A new budget passed in Canada will provide much-anticipated details about the future of the country’s clean hydrogen production.
Helping kickstart the green energy transition outlined in the Fall Economic Statement, the budget will enable Canada to compete globally against other countries that are accelerating clean hydrogen production.
This critical investment in a growing source of energy will help create good middle class careers, ensure that Canadian companies can remain globally competitive, and encourage the use of clean energy to reduce pollution.
As part of the budget, the Government will invest CAD$1.5bn into the Clean Fuels Fund to encourage investment into the production of clean fuels, including hydrogen and biofuels. It will also introduce a significant tax credit for hydrogen production in Canada – at least 40% if all conditions are met.
The Clean Hydrogen Investment Tax Credit (ITC) aims to be a direct competitor with the US Inflation Reduction Act and place Canada as a world leader in renewable energies. The ITC must be coupled with contracts for difference (CfDs) as part of the Canada Growth Fund to make the country genuinely competitive with the US’ proposals.

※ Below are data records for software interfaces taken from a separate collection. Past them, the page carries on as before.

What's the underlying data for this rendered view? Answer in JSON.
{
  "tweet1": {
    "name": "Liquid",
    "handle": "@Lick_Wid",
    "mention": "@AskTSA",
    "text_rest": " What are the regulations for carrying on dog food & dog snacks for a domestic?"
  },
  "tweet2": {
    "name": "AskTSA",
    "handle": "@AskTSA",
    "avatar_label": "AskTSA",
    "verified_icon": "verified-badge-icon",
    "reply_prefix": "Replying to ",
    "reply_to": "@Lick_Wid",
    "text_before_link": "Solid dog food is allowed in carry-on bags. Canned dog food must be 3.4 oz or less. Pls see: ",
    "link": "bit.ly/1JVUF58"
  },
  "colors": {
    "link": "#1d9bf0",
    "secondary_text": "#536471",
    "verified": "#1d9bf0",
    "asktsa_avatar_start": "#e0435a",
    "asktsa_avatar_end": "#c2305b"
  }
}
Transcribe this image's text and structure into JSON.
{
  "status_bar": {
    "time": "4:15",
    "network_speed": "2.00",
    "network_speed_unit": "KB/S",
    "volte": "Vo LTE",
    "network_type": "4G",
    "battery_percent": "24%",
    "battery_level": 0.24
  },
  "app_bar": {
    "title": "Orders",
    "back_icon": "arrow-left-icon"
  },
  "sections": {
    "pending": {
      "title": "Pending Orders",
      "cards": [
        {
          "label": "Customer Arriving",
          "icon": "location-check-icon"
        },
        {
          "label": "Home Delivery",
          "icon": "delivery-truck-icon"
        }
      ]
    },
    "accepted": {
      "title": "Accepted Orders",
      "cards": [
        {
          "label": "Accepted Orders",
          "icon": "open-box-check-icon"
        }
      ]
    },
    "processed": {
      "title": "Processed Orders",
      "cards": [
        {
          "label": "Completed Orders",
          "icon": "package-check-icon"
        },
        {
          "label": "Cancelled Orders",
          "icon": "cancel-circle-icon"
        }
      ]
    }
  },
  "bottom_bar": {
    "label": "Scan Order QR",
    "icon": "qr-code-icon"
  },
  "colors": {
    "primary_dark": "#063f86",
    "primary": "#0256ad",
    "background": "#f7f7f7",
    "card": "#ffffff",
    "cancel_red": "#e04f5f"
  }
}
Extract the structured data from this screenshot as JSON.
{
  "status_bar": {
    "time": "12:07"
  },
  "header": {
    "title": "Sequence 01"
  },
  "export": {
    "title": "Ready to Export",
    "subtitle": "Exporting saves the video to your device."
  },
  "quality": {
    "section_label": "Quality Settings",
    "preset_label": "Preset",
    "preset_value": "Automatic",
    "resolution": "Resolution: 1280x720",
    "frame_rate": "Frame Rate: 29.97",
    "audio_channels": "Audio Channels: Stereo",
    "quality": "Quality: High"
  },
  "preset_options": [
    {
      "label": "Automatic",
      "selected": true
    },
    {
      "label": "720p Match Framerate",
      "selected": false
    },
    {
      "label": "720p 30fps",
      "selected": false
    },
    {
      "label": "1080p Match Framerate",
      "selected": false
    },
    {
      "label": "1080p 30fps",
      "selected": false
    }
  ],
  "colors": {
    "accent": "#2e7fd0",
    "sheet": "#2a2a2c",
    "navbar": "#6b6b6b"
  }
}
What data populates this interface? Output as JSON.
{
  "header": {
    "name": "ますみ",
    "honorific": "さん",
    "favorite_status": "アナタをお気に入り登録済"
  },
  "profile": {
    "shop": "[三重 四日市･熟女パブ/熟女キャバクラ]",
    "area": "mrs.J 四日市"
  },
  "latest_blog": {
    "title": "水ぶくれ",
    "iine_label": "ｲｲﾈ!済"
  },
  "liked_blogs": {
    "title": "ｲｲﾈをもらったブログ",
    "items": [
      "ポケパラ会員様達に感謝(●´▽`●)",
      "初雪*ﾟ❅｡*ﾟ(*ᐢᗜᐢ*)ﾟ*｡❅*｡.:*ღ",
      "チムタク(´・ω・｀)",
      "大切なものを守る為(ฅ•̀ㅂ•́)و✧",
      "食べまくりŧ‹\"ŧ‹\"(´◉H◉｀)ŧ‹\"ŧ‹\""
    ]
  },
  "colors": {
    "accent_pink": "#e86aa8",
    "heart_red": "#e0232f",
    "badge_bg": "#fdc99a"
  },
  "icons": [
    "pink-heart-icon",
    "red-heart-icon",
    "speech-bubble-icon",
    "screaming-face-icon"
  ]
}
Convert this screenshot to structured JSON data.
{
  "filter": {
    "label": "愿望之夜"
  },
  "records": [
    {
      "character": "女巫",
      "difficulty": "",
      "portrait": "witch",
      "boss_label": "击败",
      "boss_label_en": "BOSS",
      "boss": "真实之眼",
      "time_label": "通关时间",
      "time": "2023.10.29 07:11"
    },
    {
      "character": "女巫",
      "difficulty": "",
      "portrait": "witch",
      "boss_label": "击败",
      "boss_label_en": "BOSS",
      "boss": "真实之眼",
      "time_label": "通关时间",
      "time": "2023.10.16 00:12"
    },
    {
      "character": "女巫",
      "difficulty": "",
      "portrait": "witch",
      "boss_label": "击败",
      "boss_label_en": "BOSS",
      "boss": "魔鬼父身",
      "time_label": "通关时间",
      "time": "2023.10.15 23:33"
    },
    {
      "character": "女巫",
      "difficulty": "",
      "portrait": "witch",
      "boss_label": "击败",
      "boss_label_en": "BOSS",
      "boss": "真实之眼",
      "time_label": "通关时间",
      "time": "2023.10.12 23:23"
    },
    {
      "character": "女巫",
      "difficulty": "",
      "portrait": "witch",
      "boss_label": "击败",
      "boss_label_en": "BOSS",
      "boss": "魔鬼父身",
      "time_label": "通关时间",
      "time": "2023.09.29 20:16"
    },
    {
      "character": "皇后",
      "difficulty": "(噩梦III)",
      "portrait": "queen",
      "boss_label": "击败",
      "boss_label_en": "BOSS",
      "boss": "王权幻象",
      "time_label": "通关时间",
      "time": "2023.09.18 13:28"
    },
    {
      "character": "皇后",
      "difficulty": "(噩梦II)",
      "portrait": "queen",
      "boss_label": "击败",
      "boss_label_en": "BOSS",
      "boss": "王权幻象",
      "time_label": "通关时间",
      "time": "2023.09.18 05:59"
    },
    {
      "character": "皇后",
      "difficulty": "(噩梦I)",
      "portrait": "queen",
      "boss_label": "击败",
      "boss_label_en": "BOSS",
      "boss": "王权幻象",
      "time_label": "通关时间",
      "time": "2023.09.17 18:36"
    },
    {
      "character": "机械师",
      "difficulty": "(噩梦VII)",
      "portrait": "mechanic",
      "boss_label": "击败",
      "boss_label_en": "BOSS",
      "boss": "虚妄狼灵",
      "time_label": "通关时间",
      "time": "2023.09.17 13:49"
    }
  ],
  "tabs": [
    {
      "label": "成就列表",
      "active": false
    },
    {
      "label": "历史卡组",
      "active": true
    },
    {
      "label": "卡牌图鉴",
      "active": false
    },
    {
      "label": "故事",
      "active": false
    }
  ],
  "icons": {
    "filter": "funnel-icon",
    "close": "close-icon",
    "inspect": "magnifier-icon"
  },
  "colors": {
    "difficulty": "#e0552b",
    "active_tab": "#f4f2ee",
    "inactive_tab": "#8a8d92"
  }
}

The ITC is expected to cost CAD$5.6bn over five years, beginning in 2023-24. Between 2028-29 and 2034-35, it is expected to cost an additional CAD$12.1bn.
The importance of CfDs in attracting clean energy investments
CfDs are not just about de-risking investments for project developers; they are also an investment vehicle which can return funds to the Canada Growth Fund as the global market for clean hydrogen production develops.
With many of the ITC details confirmed and a broad framework set for the launch of the Canada Growth Fund, efficient implementation of CfDs will be crucial to ensuring that Canada attracts clean energy investments, such as World Energy GH2’s CAD 16B Project Nujio’qonik on the west coast of Newfoundland and Labrador.
World Energy GH2 commits to remaining engaged with Finance Canada as it finalises the details of the eligible capital costs under the Clean Hydrogen and the Clean Technologies ITCs.
Canada’s place in the renewable energy sector
As a longstanding exporter of energy, it is crucial for the Canadian economy to be at the forefront of new solutions, such as clean hydrogen production, as the world transitions towards net zero.
John Risley, a Director at World Energy GH2, stated: “All of Canada wins when clean energy wins. Budget23 sets the right conditions for establishing a multi-billion-dollar clean hydrogen production sector in Atlantic Canada.
“Our project will be one of the largest private-sector investments in the region’s history, and there is still more to come.”
He continued: “Canada has committed to helping our European allies transition to cleaner energy supplied by stable countries. This commitment was reflected in German Chancellor Olaf Scholz’ and European Commission President Ursula von der Leyen’s visits to Canada.
“Now, it is time to make good on that promise and deliver our first shipments of clean hydrogen in 2025. Budget23 sends a signal across the Atlantic that our allies can count on Canada,” Risley concluded.